When his country was attacked from the East by adherents of that ever expanding “Religion of Peace”, Islam, as a young boy he was carried off and retrained as a Janissary in the service of the Ottoman Sultan. He rose to high rank. But after decades of military engagements, he defected, returned and reclaimed his father’s castle, lost in an earlier battle in the hills adjacent to today’s Tirana.
He then withstood 25 years of repeated sieges and furious attacks from his former Muslim overlords. After his death, the castle and those it protected, finally succumbed. Thereafter followed 500 years of enforced Muslim rule till independence was gained in 1912.
Freedom for the long suffering Albanians was fleetingly short lived. In 1945, Communist dictator, Enver Hoxha fought his way to absolute unchallenged power. His rule was so severe that he broke first with the Soviet empire and later with that of China. Those regimes were not pure enough to be considered truly Communist. When he died in 1985 a typically majestic pageant was held to enthrone the dead dictator in his Mausoleum in the nation’s heroes’ cemetery. Five years later in 1992, when the bankrupt Communist State finally collapsed, Hoxha’s remains were unceremoniously exhumed and carted off to more modest environs along with other trappings of his era.

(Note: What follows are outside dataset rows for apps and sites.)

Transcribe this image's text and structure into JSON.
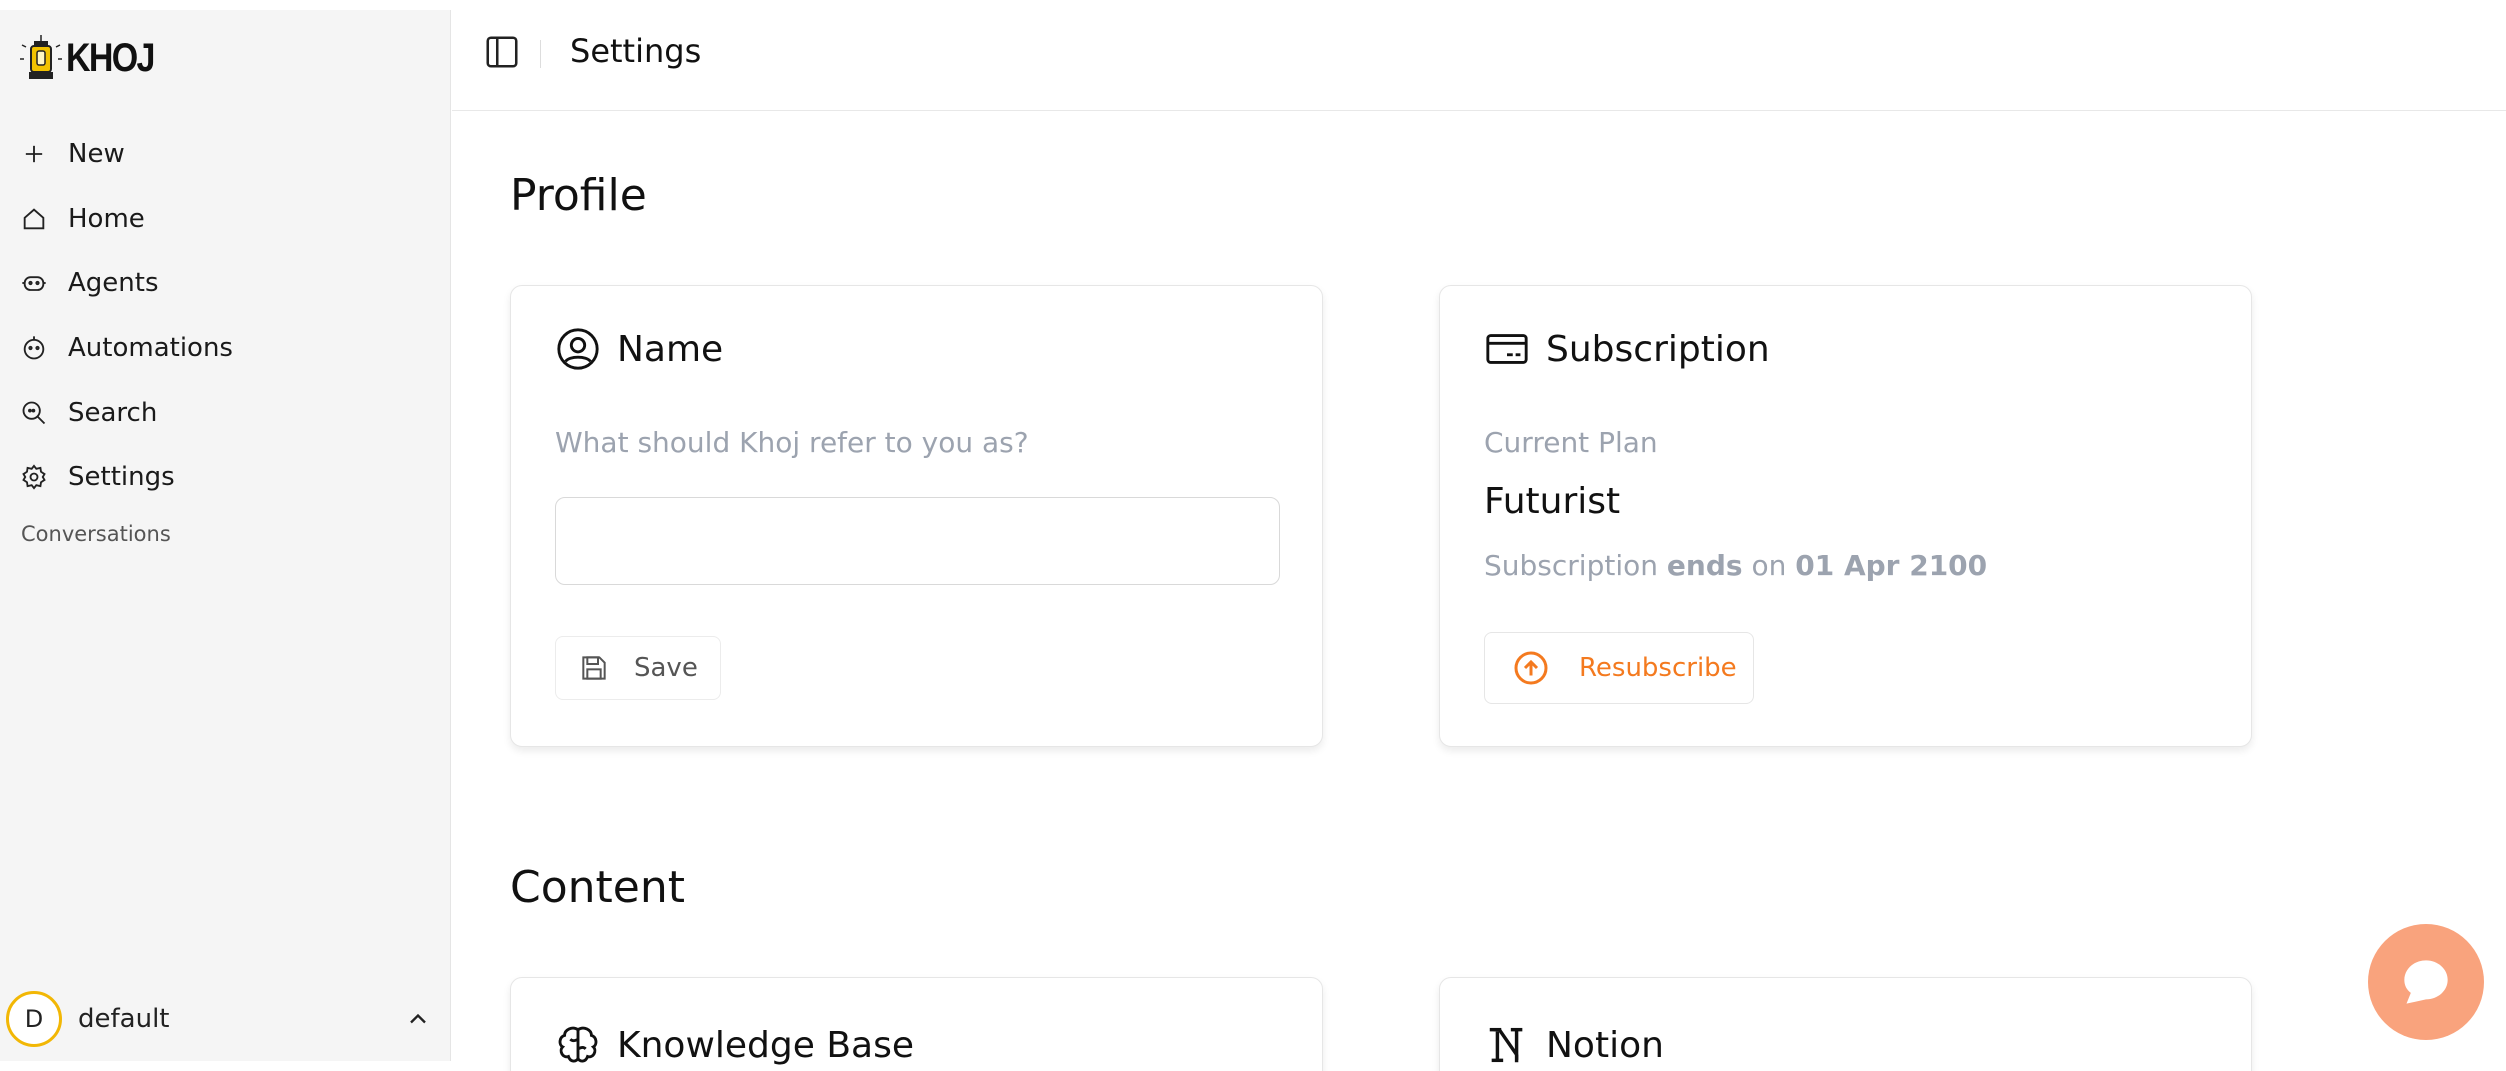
{
  "app": {
    "logo_text": "KHOJ"
  },
  "sidebar": {
    "items": [
      {
        "label": "New",
        "icon": "plus-icon"
      },
      {
        "label": "Home",
        "icon": "home-icon"
      },
      {
        "label": "Agents",
        "icon": "robot-icon"
      },
      {
        "label": "Automations",
        "icon": "automation-icon"
      },
      {
        "label": "Search",
        "icon": "search-icon"
      },
      {
        "label": "Settings",
        "icon": "gear-icon"
      }
    ],
    "section_label": "Conversations",
    "user": {
      "initial": "D",
      "name": "default"
    }
  },
  "header": {
    "title": "Settings"
  },
  "profile": {
    "section_title": "Profile",
    "name_card": {
      "title": "Name",
      "hint": "What should Khoj refer to you as?",
      "input_value": "",
      "save_label": "Save"
    },
    "subscription_card": {
      "title": "Subscription",
      "plan_label": "Current Plan",
      "plan_name": "Futurist",
      "line_prefix": "Subscription",
      "line_ends": "ends",
      "line_on": "on",
      "line_date": "01 Apr 2100",
      "resubscribe_label": "Resubscribe"
    }
  },
  "content": {
    "section_title": "Content",
    "knowledge_base_title": "Knowledge Base",
    "notion_title": "Notion"
  },
  "colors": {
    "accent": "#f47a1f",
    "fab": "#f9a37d",
    "avatar_ring": "#f2b705"
  }
}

History records that the only distinctive of his time, was his boast that Albania was the first and only officially declared Atheist State. But even that claim decayed faster than his despised corpse.

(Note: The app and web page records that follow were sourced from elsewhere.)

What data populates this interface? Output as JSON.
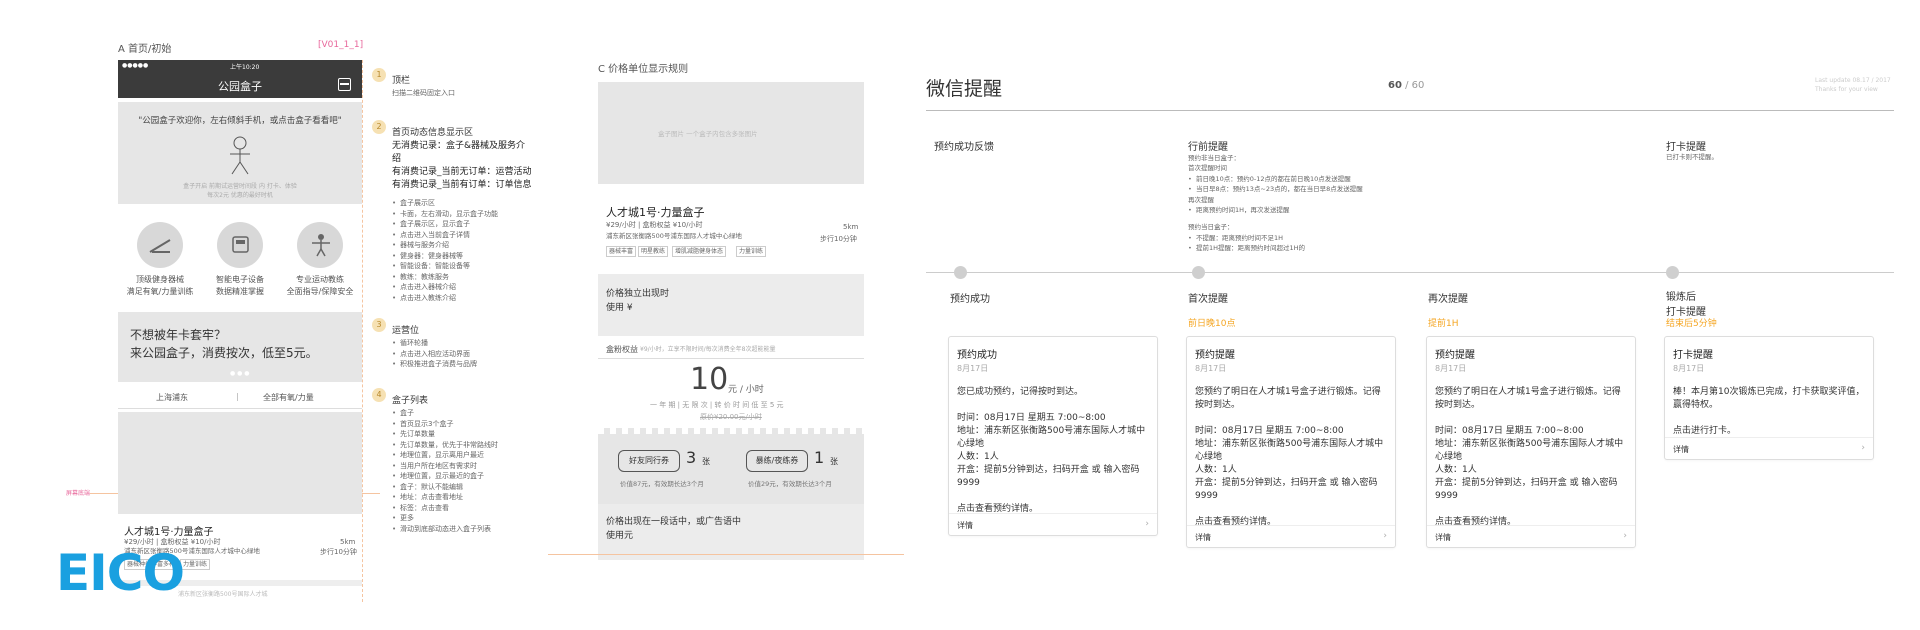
{
  "panel_a": {
    "title": "A 首页/初始",
    "version": "[V01_1_1]",
    "phone": {
      "status_dots": "●●●●● ",
      "status_time": "上午10:20",
      "app_title": "公园盒子",
      "banner_quote": "\"公园盒子欢迎你，左右倾斜手机，或点击盒子看看吧\"",
      "banner_caption_1": "盒子开启  前期试运营时间段  内  打卡、体验",
      "banner_caption_2": "每次2元  优惠的最好时机",
      "features": [
        {
          "line1": "顶级健身器械",
          "line2": "满足有氧/力量训练"
        },
        {
          "line1": "智能电子设备",
          "line2": "数据精准掌握"
        },
        {
          "line1": "专业运动教练",
          "line2": "全面指导/保障安全"
        }
      ],
      "promo_line1": "不想被年卡套牢？",
      "promo_line2": "来公园盒子，消费按次，低至5元。",
      "filter_left": "上海浦东",
      "filter_right": "全部有氧/力量",
      "list_item_title": "人才城1号·力量盒子",
      "list_item_price": "¥29/小时 | 盒粉权益 ¥10/小时",
      "list_item_addr": "浦东新区张衡路500号浦东国际人才城中心绿地",
      "list_item_dist": "5km",
      "list_item_walk": "步行10分钟",
      "list_item_tags": [
        "器械种类丰富多样",
        "力量训练"
      ],
      "list_item2_text": "浦东新区张衡路500号国际人才城"
    },
    "side_marker": "屏幕底端",
    "annotations": [
      {
        "num": "1",
        "title": "顶栏",
        "desc": "扫描二维码固定入口"
      },
      {
        "num": "2",
        "title": "首页动态信息显示区",
        "lines": [
          "无消费记录：盒子&器械及服务介绍",
          "有消费记录_当前无订单：运营活动",
          "有消费记录_当前有订单：订单信息"
        ]
      },
      {
        "num": "3",
        "title": "运营位",
        "lines": [
          "循环轮播",
          "点击进入相应活动界面",
          "后期需要放置盒粉权益"
        ]
      },
      {
        "num": "4",
        "title": "盒子列表",
        "lines": [
          "首页显示3个盒子",
          "先订单数量，优先于非常路线时",
          "地理位置，显示离用户最近",
          "当用户所在地区有需求时",
          "地理位置，显示最近的盒子"
        ]
      }
    ],
    "annot_2_detail": [
      "盒子展示区",
      "卡面，左右滑动，显示盒子功能",
      "盒子展示区，显示盒子",
      "点击进入当前盒子详情",
      "器械与服务介绍",
      "健身器：健身器械等",
      "智能设备：智能设备等",
      "教练：教练服务",
      "点击进入器械介绍",
      "点击进入教练介绍"
    ],
    "annot_3_detail": [
      "循环轮播",
      "点击进入相应活动界面",
      "积极推进盒子消费与品牌"
    ],
    "annot_4_detail": [
      "盒子",
      "首页显示3个盒子",
      "先订单数量",
      "盒子：默认不能编辑",
      "地址：点击查看地址",
      "标签：点击查看",
      "更多",
      "滑动到底部动态进入盒子列表"
    ]
  },
  "panel_c": {
    "title": "C 价格单位显示规则",
    "image_caption": "盒子图片  一个盒子内包含多张图片",
    "store_title": "人才城1号·力量盒子",
    "store_price": "¥29/小时 | 盒粉权益 ¥10/小时",
    "store_dist": "5km",
    "store_addr": "浦东新区张衡路500号浦东国际人才城中心绿地",
    "store_walk": "步行10分钟",
    "store_tags": [
      "器械丰富",
      "明星教练",
      "增肌减脂健身体态",
      "力量训练"
    ],
    "note1_line1": "价格独立出现时",
    "note1_line2": "使用 ¥",
    "member_label": "盒粉权益",
    "member_sub": "¥9/小时，立享不限时间/每次消费全年8次超能能量",
    "big_price": "10",
    "big_unit": "元 / 小时",
    "price_sub1": "一 年 期  |  无 限 次  |  转 价 时 间 低 至 5 元",
    "price_sub2": "原价¥20.00元/小时",
    "coupon1_name": "好友同行券",
    "coupon1_count": "3",
    "coupon1_unit": "张",
    "coupon1_sub": "价值87元，有效期长达3个月",
    "coupon2_name": "暴练/夜练券",
    "coupon2_count": "1",
    "coupon2_unit": "张",
    "coupon2_sub": "价值29元，有效期长达3个月",
    "note2_line1": "价格出现在一段话中，或广告语中",
    "note2_line2": "使用元"
  },
  "panel_wechat": {
    "title": "微信提醒",
    "page_current": "60",
    "page_sep": " / ",
    "page_total": "60",
    "update_line1": "Last update 08.17 / 2017",
    "update_line2": "Thanks for your view",
    "section_feedback": "预约成功反馈",
    "section_before": "行前提醒",
    "before_lines": [
      "预约非当日盒子：",
      "首次提醒时间",
      "前日晚10点：预约0-12点的都在前日晚10点发送提醒",
      "当日早8点：预约13点~23点的，都在当日早8点发送提醒",
      "再次提醒",
      "距离预约时间1H，再次发送提醒",
      "",
      "预约当日盒子：",
      "不提醒：距离预约时间不足1H",
      "提前1H提醒：距离预约时间超过1H的"
    ],
    "section_checkin": "打卡提醒",
    "checkin_desc": "已打卡则不提醒。",
    "columns": [
      {
        "label": "预约成功",
        "sub": ""
      },
      {
        "label": "首次提醒",
        "sub": "前日晚10点"
      },
      {
        "label": "再次提醒",
        "sub": "提前1H"
      },
      {
        "label": "锻炼后\n打卡提醒",
        "sub": "结束后5分钟"
      }
    ],
    "cards": [
      {
        "title": "预约成功",
        "date": "8月17日",
        "body": "您已成功预约，记得按时到达。\n\n时间：08月17日 星期五 7:00~8:00\n地址：浦东新区张衡路500号浦东国际人才城中心绿地\n人数：1人\n开盒：提前5分钟到达，扫码开盒 或 输入密码9999\n\n点击查看预约详情。",
        "foot": "详情"
      },
      {
        "title": "预约提醒",
        "date": "8月17日",
        "body": "您预约了明日在人才城1号盒子进行锻炼。记得按时到达。\n\n时间：08月17日 星期五 7:00~8:00\n地址：浦东新区张衡路500号浦东国际人才城中心绿地\n人数：1人\n开盒：提前5分钟到达，扫码开盒 或 输入密码9999\n\n点击查看预约详情。",
        "foot": "详情"
      },
      {
        "title": "预约提醒",
        "date": "8月17日",
        "body": "您预约了明日在人才城1号盒子进行锻炼。记得按时到达。\n\n时间：08月17日 星期五 7:00~8:00\n地址：浦东新区张衡路500号浦东国际人才城中心绿地\n人数：1人\n开盒：提前5分钟到达，扫码开盒 或 输入密码9999\n\n点击查看预约详情。",
        "foot": "详情"
      },
      {
        "title": "打卡提醒",
        "date": "8月17日",
        "body": "棒！本月第10次锻炼已完成，打卡获取奖评值，赢得特权。\n\n点击进行打卡。",
        "foot": "详情"
      }
    ]
  },
  "logo": "EICO",
  "colors": {
    "accent_orange": "#f5a623",
    "logo_blue": "#1aa0e0",
    "annot_pink": "#e8679b"
  }
}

Today religion is back in sufficient strength to make famous book publishing atheists in the West wince in dismay.
On Boulevard Zhan D’Ark there is the recently constructed St. Paul’s Catholic Cathedral. Indeed that worthy Apostle did traverse this land on his many journeys. On Rr. Deshmoret e 4 Shkurti, west of Skanderbeg Square, immediately adjacent to the Ministry of Defence, is the new Resurrection of Christ Orthodox Cathedral. It’s anyone’s guess how many hundreds of millions of dollars were supplied by the Greek Orthodox authorities across the border to construct this impressive pile of gold braided masonry. Not to be outdone in reclaiming lost territory, Muslims with outside help, are busily constructing an Islamic university on the outskirts of Tirana.

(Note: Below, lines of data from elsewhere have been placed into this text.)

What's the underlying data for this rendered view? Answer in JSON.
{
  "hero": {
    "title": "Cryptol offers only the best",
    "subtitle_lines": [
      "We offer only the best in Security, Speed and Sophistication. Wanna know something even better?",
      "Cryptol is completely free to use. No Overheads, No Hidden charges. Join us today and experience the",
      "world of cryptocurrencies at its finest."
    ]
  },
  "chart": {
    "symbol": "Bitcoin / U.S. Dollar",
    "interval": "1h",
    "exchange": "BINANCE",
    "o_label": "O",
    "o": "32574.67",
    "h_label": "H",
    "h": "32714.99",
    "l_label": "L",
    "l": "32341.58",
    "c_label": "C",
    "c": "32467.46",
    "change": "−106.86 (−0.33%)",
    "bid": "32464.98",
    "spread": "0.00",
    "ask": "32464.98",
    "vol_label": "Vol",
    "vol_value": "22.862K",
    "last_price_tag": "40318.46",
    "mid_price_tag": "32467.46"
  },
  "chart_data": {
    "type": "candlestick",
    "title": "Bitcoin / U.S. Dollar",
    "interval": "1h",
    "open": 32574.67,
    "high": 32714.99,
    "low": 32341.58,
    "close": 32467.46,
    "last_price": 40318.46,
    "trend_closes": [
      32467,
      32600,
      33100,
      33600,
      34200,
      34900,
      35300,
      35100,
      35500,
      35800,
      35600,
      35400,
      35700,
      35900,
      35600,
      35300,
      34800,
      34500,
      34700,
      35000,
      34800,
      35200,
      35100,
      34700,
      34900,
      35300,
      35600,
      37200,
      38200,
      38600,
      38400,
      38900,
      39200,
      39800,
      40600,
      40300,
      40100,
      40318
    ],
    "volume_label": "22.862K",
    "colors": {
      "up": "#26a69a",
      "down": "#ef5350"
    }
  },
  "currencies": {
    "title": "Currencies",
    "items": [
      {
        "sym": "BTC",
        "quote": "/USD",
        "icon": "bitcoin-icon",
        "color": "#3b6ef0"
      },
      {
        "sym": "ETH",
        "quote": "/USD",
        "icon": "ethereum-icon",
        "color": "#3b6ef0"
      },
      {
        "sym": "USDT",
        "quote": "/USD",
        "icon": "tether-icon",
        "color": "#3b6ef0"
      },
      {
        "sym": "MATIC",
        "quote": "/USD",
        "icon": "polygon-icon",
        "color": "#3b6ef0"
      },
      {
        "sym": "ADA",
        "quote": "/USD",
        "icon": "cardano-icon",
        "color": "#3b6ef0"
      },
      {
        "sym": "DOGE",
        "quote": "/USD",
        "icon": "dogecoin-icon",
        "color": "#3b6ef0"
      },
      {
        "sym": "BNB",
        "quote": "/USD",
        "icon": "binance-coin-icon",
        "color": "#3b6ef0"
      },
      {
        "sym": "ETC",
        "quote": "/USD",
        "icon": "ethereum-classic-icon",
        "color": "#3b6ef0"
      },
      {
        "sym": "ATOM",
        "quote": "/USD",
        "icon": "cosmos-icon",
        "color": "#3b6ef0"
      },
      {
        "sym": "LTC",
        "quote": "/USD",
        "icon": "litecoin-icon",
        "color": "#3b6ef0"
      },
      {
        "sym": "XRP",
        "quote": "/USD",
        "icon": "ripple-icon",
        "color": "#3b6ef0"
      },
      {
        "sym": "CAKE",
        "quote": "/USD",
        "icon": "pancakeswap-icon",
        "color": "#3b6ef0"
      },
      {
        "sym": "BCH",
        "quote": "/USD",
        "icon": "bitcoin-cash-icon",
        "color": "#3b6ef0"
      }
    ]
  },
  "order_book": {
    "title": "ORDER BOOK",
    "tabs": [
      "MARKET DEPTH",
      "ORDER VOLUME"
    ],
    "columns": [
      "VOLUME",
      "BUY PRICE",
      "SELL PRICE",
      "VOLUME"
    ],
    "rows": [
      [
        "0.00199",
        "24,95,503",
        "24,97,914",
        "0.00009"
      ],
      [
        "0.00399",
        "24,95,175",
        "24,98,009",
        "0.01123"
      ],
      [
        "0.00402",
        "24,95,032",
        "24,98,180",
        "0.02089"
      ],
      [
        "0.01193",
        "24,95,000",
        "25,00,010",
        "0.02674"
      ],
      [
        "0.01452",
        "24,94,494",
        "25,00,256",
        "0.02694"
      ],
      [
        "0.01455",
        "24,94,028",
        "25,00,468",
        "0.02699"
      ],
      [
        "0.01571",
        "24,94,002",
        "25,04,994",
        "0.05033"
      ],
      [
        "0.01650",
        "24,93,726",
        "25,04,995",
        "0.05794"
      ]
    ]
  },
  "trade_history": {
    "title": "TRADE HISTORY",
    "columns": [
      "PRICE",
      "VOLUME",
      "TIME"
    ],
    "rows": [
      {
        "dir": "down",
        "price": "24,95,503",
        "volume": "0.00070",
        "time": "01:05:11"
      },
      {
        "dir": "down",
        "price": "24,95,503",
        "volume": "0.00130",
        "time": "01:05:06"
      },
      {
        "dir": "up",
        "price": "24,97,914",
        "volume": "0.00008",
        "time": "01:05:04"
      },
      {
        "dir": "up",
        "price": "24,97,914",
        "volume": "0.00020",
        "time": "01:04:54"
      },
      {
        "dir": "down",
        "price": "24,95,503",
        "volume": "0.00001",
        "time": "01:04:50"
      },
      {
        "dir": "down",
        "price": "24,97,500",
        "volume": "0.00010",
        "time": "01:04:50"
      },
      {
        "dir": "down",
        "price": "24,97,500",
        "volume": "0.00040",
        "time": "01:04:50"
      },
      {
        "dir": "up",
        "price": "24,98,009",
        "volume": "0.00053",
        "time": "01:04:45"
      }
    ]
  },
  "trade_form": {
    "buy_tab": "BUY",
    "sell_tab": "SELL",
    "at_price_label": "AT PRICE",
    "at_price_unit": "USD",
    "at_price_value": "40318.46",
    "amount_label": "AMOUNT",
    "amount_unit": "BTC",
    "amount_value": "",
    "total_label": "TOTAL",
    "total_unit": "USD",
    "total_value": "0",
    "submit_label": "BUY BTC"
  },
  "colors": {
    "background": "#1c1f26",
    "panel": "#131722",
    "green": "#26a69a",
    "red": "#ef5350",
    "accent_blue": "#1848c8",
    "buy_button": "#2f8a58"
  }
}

But really lasting renovation and revival is never measured by the grandiloquence of stone edifices. Jesus said that his church would consist of living stones which would be the changed lives of his followers. Precisely that is happening.
Bereft of property or finances worth mentioning, a new type of Albanian is emerging. It is claimed there are now about 23 000 of them. Collectively, having recently secured government recognition, they are known as the Evangelical Alliance. Paradoxically during the process for legal recognition, government sources reportedly advised them that those most opposed to their being granted official recognition by government were not the Muslims, but the Roman Catholic and Orthodox hierarchies. This story is depressingly common in former Communist countries.
In these small evangelical congregations composed of people from former majority faiths, of which Communism was just one, one hears the most dramatic testimonies of people who were searching for years for Truth and freedom. They speak of being lost in fathomless darkness. Finally they stumbled across people whose lives seemed totally different. These people had discovered –Jesus.
The rain continues its ceaseless beating against the window. Perhaps after all it will dislodge some of the snow on the nearby mountains. It may even dilute some of the remains of the pestilential scourge of recent dictatorships. But nothing is going to stop the renewal of ancient Albania, especially through this new generation of “born again” true believers.
Through the Old Testament prophet Isaiah, God declared that he “brings princes to naught and reduces the rulers of this world to nothing” (Isaiah 40:23). Seven centuries later Jesus said, “I will build my church and the gates of Hades will not overcome it” (Matthew 16:18). Albania is living testimony to both these truths.